A near 14-year veteran in the online retail and tech start-up side of book publishing, Cameron spent six years in global online physical retail fulfillment while working with Ingram, five years in the dragon tail days of Kobo helping direct their international expansion, one bittersweet year with Shelfie, and most recently two years at Booktrack helping build out their catalog in ebooks and most recently with audiobooks. If he has had his morning coffee he is usually very friendly. Come say hello. He’ll be at Tech Forum 2017 as part of the Readers Will Listen: Audiobooks and the Sound of Sales panel discussion.
As evidenced by my Flipboard feed, there are new stories about machine learning (ML) and artificial intelligence (AI) arriving with an increasing frequency. I would argue that these stories can generally be categorized into two main groups:
a) a new and exciting way AI is being used to transform culture and industry; or
b) a new and frightening way AI is being used to transform culture and industry.
Many times the opposing views are about the same technology. On one hand, we hear about how machines are destined to make our lives better by performing tasks with repetition, precision, and accuracy beyond human capacity. And on the other we hear concern for a future where machines begin to connect their own dots via algorithmic learning, adaptation, and self direction. New technologies, inevitable disruption, and a resulting fear of functional obsolescence is a common theme in human culture. Change does spill blood but it also gives rise to new opportunities.
Humans have always built tools. It’s in our nature. We seek new ways to accomplish tasks with ever greater degrees of efficiency. We build machines — more complex tool constructions — to extend our capacity to produce the required and eventually desired elements of our cultural assemblies. From sand to silicon our impulse has been consistent — we extend ourselves through our technologies, AI not withstanding. This recent cross section of article headlines captures the current tension and promise of our newest machines;
- How a poker-playing AI is learning to negotiate better than any human
- How to keep your AI from turning into a racist monster
- Rhymes from a high schooler’s machine learning system trained on Kanye lyrics
- Artificial intelligence can now identify skin cancer as accurately as experts
- Google’s test of AI’s killer instinct shows we should be very careful
- The first pop song written by an artificial intelligence is pretty good, actually
- Deep-learning machine listens to Bach, and then writes its own music in the same style
- Companies are hiring poets and playwrights to create meaningful AI
You may be asking yourself (if you made it this far): “What the hell does this have to do with publishing?” It’s a good question. I asked it myself recently and realized AI and ML have already been a big part of the last eight years of my professional experience (at Kobo, Shelfie, and now Booktrack). No one really thinks twice about recommendation engines except for whether they either work or fail miserably. The ability to ‘know thy customer’ is the holy grail of capital culture. I would argue that Amazon has set the benchmark for this algorithmic application. They really ‘get’ me — but to be honest I’m not really interested in how they do it as long as they continue to do it well. They own that — at least for me.
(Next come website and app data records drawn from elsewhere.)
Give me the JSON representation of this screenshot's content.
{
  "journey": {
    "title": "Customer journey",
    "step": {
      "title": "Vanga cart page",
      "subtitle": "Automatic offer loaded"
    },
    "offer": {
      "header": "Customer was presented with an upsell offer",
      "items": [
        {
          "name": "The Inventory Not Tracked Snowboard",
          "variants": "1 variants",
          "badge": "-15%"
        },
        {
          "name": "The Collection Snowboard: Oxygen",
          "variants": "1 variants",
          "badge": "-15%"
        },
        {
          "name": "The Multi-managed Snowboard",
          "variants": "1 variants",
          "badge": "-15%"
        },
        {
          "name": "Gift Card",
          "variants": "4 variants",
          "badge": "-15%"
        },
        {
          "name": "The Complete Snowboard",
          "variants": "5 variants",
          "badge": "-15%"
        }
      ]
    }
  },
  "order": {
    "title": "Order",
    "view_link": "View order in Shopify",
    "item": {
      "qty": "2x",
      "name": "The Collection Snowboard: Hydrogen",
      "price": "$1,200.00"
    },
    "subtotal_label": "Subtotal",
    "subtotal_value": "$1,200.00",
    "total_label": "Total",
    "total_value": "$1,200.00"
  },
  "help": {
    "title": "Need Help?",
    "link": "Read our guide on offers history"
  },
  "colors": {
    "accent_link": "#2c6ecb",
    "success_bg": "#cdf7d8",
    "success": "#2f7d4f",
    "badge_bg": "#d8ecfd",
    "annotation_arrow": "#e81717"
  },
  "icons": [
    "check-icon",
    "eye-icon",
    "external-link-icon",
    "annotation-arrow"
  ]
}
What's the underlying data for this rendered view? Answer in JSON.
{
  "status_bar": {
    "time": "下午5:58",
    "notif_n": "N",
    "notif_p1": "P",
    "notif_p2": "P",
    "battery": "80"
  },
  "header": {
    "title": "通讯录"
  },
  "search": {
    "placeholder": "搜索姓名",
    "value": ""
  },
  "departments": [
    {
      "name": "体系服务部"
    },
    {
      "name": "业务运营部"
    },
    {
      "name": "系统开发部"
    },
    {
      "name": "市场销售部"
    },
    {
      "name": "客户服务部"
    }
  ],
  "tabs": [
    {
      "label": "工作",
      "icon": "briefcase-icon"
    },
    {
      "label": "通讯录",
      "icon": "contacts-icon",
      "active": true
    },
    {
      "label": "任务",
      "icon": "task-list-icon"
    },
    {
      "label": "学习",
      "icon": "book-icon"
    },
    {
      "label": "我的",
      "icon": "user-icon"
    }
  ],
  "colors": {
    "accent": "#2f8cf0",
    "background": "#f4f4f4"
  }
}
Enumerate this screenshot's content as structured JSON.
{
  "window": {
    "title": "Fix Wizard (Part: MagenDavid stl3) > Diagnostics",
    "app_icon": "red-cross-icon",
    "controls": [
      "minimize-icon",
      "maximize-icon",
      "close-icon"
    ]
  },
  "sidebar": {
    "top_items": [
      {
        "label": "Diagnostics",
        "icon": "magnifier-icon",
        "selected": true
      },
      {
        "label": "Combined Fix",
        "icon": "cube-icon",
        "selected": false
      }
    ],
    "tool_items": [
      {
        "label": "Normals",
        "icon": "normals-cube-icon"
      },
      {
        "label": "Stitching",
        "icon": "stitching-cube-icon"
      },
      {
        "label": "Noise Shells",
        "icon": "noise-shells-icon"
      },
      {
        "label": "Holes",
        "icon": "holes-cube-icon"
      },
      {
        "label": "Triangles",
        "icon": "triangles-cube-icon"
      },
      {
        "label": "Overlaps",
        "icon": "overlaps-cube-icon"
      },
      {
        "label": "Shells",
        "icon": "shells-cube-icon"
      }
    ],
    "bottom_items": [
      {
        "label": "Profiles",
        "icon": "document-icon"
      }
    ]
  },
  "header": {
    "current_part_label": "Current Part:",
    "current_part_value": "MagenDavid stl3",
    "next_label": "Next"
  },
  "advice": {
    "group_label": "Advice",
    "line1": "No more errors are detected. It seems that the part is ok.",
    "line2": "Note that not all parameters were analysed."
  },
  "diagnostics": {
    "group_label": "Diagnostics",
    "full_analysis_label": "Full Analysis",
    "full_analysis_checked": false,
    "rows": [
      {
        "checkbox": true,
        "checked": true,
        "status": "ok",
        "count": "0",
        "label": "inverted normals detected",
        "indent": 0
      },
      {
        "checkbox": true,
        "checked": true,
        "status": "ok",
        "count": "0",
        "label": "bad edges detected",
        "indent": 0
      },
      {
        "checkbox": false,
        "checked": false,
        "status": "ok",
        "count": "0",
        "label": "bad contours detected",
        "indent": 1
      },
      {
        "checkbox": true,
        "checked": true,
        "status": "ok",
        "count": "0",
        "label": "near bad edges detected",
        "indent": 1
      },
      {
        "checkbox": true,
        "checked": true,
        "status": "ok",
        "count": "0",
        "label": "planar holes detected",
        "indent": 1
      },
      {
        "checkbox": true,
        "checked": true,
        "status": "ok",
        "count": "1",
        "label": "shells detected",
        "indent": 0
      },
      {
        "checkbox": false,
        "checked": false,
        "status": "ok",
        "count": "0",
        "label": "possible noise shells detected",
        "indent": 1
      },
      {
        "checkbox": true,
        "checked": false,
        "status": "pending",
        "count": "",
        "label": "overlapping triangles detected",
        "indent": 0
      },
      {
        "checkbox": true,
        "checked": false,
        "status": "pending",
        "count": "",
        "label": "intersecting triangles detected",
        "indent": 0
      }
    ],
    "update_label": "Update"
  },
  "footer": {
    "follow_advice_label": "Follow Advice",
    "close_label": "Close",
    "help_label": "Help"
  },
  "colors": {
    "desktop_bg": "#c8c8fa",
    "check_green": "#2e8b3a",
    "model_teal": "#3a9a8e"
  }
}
What does interest me are examples of applying the principles of AI and ML to mine or extract new layers of meaning, data, and experiences in our industry. To discover paths to scale and production volume that supplement human efforts. The Start-Up Bug (SUB) as we liked to call it at Kobo — a consequence of working with Mike Serbinis directly — really helped me reframe the way I look at new ventures in the digital content space. Mike always talked about how true disruption plays itself out over and over again in the allegorical pairing of David and Goliath. At first read it’s a story about the little guy versus the big guy — it’s romantic. Scratch a little deeper and the focus shifts to the slingshot. It’s a story about technology — about appropriate technology, about a tool.
And this is how I see the use of AI in our industry. It’s a very compelling slingshot if used correctly. It certainly has the capacity to help accomplish more with less, to reveal more connections. It doesn’t ensure success but it certainly helps to level the playing field. It has the potential to recalibrate the rubric we use to gauge our paths forward. At this past DBW17, Cliff Guren of Synoptical presented on AI and did a deeper dive into start-ups using AI today in publishing. I was particularly intrigued about an Austin-based start-up he profiled — Authors.me — and their promise to extract value from the slush pile of manuscript submissions based upon semantic analysis of text. It’s a great example of how AI can glean value from and inject efficiency into the industrial processes of publishing.
At Tech Forum I’m on a panel, talking a little bit about how my company, Booktrack, is using AI and ML to assist in the production of cinema-style soundtracks and ambient soundscapes with audiobooks. I look forward to seeing you all there.
We look forward to seeing you all there as well. If you don’t already have your tickets for this fantastic lineup, register here today!